Even at 6:40am as we began trudging across the desert, the temperature was already in the 80s and rising rapidly. With forecasted desert temperatures in the low 100s, we were eager to get as high as we could in the next few hours. Only a few linear miles to the southwest, Basin Mountain loomed over the Owens Valley. Although it appeared very close to us, we knew that it rose roughly 8,500 ft above us and would take the whole day to climb, especially with full packs.
From the campground (4,980 ft), we took a series of old dirt roads roughly 4 miles southwest. Upon reaching Horton Creek, the road petered out (6,760 ft) and we prepared to cross Horton Creek, only to find it unusually swollen and extremely dangerous to cross. For the next few hours, we paralleled the creek upstream, trudging up sandy slopes littered with desert shrubbery, breathing in hot desert dust.
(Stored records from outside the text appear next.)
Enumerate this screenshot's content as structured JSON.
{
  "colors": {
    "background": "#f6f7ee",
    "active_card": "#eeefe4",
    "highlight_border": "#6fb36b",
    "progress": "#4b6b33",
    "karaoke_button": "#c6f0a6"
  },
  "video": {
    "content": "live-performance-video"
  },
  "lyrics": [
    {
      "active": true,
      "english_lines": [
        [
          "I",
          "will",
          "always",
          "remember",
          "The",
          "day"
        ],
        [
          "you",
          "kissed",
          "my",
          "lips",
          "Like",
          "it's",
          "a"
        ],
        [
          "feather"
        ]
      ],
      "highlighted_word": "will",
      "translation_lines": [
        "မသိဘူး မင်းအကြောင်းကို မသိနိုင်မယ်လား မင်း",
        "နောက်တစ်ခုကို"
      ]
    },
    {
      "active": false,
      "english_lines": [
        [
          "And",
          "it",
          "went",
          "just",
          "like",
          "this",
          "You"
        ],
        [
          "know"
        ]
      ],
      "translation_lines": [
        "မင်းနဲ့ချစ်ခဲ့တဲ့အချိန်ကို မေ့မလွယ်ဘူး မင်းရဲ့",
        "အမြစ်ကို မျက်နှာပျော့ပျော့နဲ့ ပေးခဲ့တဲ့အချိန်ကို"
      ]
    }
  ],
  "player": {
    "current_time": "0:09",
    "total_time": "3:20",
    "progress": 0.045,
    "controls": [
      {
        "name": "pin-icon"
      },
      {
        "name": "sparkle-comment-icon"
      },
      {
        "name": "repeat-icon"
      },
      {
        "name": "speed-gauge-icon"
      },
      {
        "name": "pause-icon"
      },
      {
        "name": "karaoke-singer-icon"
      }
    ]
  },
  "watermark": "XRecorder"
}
At some point, the temperature rose up into the 90s, then began gradually dropping as we ascended more rapidly.
At 8,820 ft, we intersected the Horton Lakes Trail and thankfully were able to cross that awful creek via footbridge. From here, we glanced our first view of Gable Lakes Peak.
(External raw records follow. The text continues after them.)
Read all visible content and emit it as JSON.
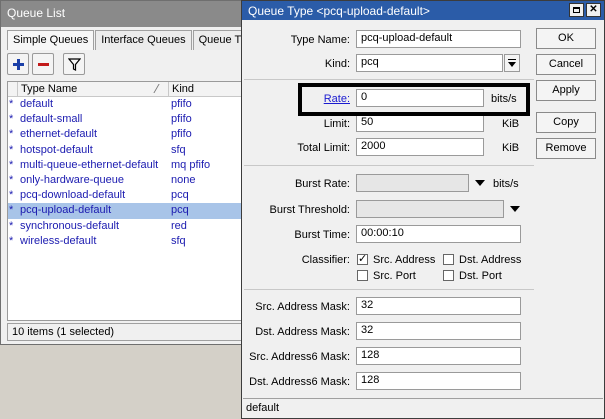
{
  "queue_list": {
    "title": "Queue List",
    "tabs": [
      "Simple Queues",
      "Interface Queues",
      "Queue Tre"
    ],
    "columns": {
      "name": "Type Name",
      "kind": "Kind"
    },
    "rows": [
      {
        "mark": "*",
        "name": "default",
        "kind": "pfifo"
      },
      {
        "mark": "*",
        "name": "default-small",
        "kind": "pfifo"
      },
      {
        "mark": "*",
        "name": "ethernet-default",
        "kind": "pfifo"
      },
      {
        "mark": "*",
        "name": "hotspot-default",
        "kind": "sfq"
      },
      {
        "mark": "*",
        "name": "multi-queue-ethernet-default",
        "kind": "mq pfifo"
      },
      {
        "mark": "*",
        "name": "only-hardware-queue",
        "kind": "none"
      },
      {
        "mark": "*",
        "name": "pcq-download-default",
        "kind": "pcq"
      },
      {
        "mark": "*",
        "name": "pcq-upload-default",
        "kind": "pcq"
      },
      {
        "mark": "*",
        "name": "synchronous-default",
        "kind": "red"
      },
      {
        "mark": "*",
        "name": "wireless-default",
        "kind": "sfq"
      }
    ],
    "selected_row": 7,
    "status": "10 items (1 selected)"
  },
  "dialog": {
    "title": "Queue Type <pcq-upload-default>",
    "fields": {
      "type_name": {
        "label": "Type Name:",
        "value": "pcq-upload-default"
      },
      "kind": {
        "label": "Kind:",
        "value": "pcq"
      },
      "rate": {
        "label": "Rate:",
        "value": "0",
        "unit": "bits/s"
      },
      "limit": {
        "label": "Limit:",
        "value": "50",
        "unit": "KiB"
      },
      "total_limit": {
        "label": "Total Limit:",
        "value": "2000",
        "unit": "KiB"
      },
      "burst_rate": {
        "label": "Burst Rate:",
        "value": "",
        "unit": "bits/s"
      },
      "burst_threshold": {
        "label": "Burst Threshold:",
        "value": ""
      },
      "burst_time": {
        "label": "Burst Time:",
        "value": "00:00:10"
      },
      "classifier": {
        "label": "Classifier:",
        "options": [
          {
            "label": "Src. Address",
            "checked": true
          },
          {
            "label": "Dst. Address",
            "checked": false
          },
          {
            "label": "Src. Port",
            "checked": false
          },
          {
            "label": "Dst. Port",
            "checked": false
          }
        ]
      },
      "src_mask": {
        "label": "Src. Address Mask:",
        "value": "32"
      },
      "dst_mask": {
        "label": "Dst. Address Mask:",
        "value": "32"
      },
      "src_mask6": {
        "label": "Src. Address6 Mask:",
        "value": "128"
      },
      "dst_mask6": {
        "label": "Dst. Address6 Mask:",
        "value": "128"
      }
    },
    "buttons": {
      "ok": "OK",
      "cancel": "Cancel",
      "apply": "Apply",
      "copy": "Copy",
      "remove": "Remove"
    },
    "status": "default"
  }
}
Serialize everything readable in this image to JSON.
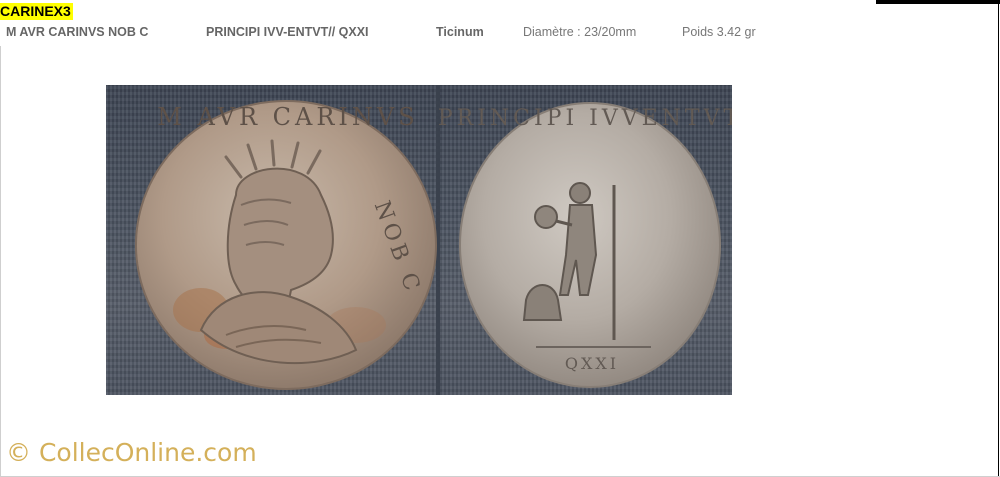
{
  "header": {
    "reference": "CARINEX3",
    "obverse_legend": "M AVR CARINVS NOB C",
    "reverse_legend": "PRINCIPI IVV-ENTVT// QXXI",
    "mint": "Ticinum",
    "diameter": "Diamètre : 23/20mm",
    "weight": "Poids  3.42 gr"
  },
  "photo": {
    "obverse_visible_letters": "M AVR CARINVS NOB C",
    "reverse_visible_letters": "PRINCIPI IVVENTVT",
    "exergue": "QXXI"
  },
  "watermark": "© ColleсOnline.com",
  "colors": {
    "reference_highlight": "#ffff00",
    "watermark": "#d4b05a",
    "background_fabric": "#4a5260"
  }
}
We followed the Horton Lakes Trail south for about half a mile, then left it and headed WSW, heading up Basin Mountain's east slopes. A faint old mining road appeared, switchbacking up to 10,560 ft before petering out at an old defunct mine. We were now high enough that the temperatures were comfortably in the 60s, and sat down for a long food break while studying the enormous East Couloir above.
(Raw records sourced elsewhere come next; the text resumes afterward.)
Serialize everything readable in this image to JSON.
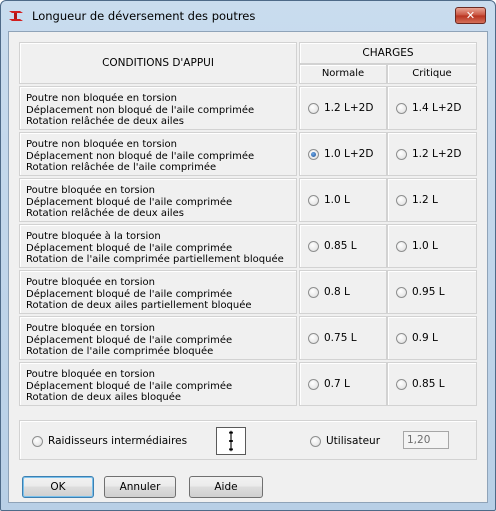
{
  "window": {
    "title": "Longueur de déversement des poutres",
    "close_label": "✕"
  },
  "table": {
    "header_conditions": "CONDITIONS D'APPUI",
    "header_charges": "CHARGES",
    "header_normale": "Normale",
    "header_critique": "Critique",
    "rows": [
      {
        "lines": [
          "Poutre non bloquée en torsion",
          "Déplacement non bloqué de l'aile comprimée",
          "Rotation relâchée de deux ailes"
        ],
        "normale": "1.2 L+2D",
        "critique": "1.4 L+2D",
        "selected": "none"
      },
      {
        "lines": [
          "Poutre non bloquée en torsion",
          "Déplacement non bloqué de l'aile comprimée",
          "Rotation relâchée de l'aile comprimée"
        ],
        "normale": "1.0 L+2D",
        "critique": "1.2 L+2D",
        "selected": "normale"
      },
      {
        "lines": [
          "Poutre bloquée en torsion",
          "Déplacement bloqué de l'aile comprimée",
          "Rotation relâchée de deux ailes"
        ],
        "normale": "1.0 L",
        "critique": "1.2 L",
        "selected": "none"
      },
      {
        "lines": [
          "Poutre bloquée à la torsion",
          "Déplacement bloqué de l'aile comprimée",
          "Rotation de l'aile comprimée partiellement bloquée"
        ],
        "normale": "0.85 L",
        "critique": "1.0 L",
        "selected": "none"
      },
      {
        "lines": [
          "Poutre bloquée en torsion",
          "Déplacement bloqué de l'aile comprimée",
          "Rotation de deux ailes partiellement bloquée"
        ],
        "normale": "0.8 L",
        "critique": "0.95 L",
        "selected": "none"
      },
      {
        "lines": [
          "Poutre bloquée en torsion",
          "Déplacement bloqué de l'aile comprimée",
          "Rotation de l'aile comprimée bloquée"
        ],
        "normale": "0.75 L",
        "critique": "0.9 L",
        "selected": "none"
      },
      {
        "lines": [
          "Poutre bloquée en torsion",
          "Déplacement bloqué de l'aile comprimée",
          "Rotation de deux ailes bloquée"
        ],
        "normale": "0.7 L",
        "critique": "0.85 L",
        "selected": "none"
      }
    ]
  },
  "bottom": {
    "raidisseurs_label": "Raidisseurs intermédiaires",
    "utilisateur_label": "Utilisateur",
    "utilisateur_value": "1,20"
  },
  "buttons": {
    "ok": "OK",
    "annuler": "Annuler",
    "aide": "Aide"
  }
}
looking up the East Couloir
By 5pm, we were up and moving again, noting that a lot of the tediousness still lay ahead. Most of the couloir was devoid of snow, making for several hours of delicate scrambling on loose piles of crud. I was happy to encounter at least one several hundred foot section of snow, which did not posthole too bad while feeling much more pleasant than that awful scree.
As the east couloir ended, we aimed for a high notch (South Notch) to the right (12,840 ft). This notch marked the transition from class 2 couloir to class 4 rock. We both climbed class 3 rock up and over the notch, and descended a few feet down the other side. I decided to head more left, climbing a series of class 5.4 cracks before cliffing out. After several attempts to climb any further up, all of which were stymied by difficult 5th class, I reversed the 5.4 cracks and traversed back right to join up with Mason's route, which headed directly up above South Notch.
below South Notch
Mt. Humphreys seen from South Notch
(5.4) Don't go this way!
As the sun set, we found ourselves climbing a series of fun class 4 cracks and chimneys for several hundred feet. We were both pretty beat, and were hoping that the climbing would end with each chimney. It was getting dark fast, and class 4 with headlamps did not sound very fun.
Eventually we noticed that we were only 100 ft below the summit, and saw a giant slabby class 3 ledge system wrapping around to the west, leading towards a small and relatively comfortable looking notch (13,100 ft) just west of the peak. We took the ledge to this notch, finding level ground and packed dirt.
walking the giant ledge
It was already 9pm, and we quickly began setting up camp by headlamp. Mason felt extremely beat, and fell asleep right away after setting up his tent. I grabbed the stove and spent 30 minutes getting water out of a nearby snowfield, feeling like I could fall asleep at any moment. I heated up some food, reluctantly forced it down, and headed off to sleep by 10:30pm.
go to Day 2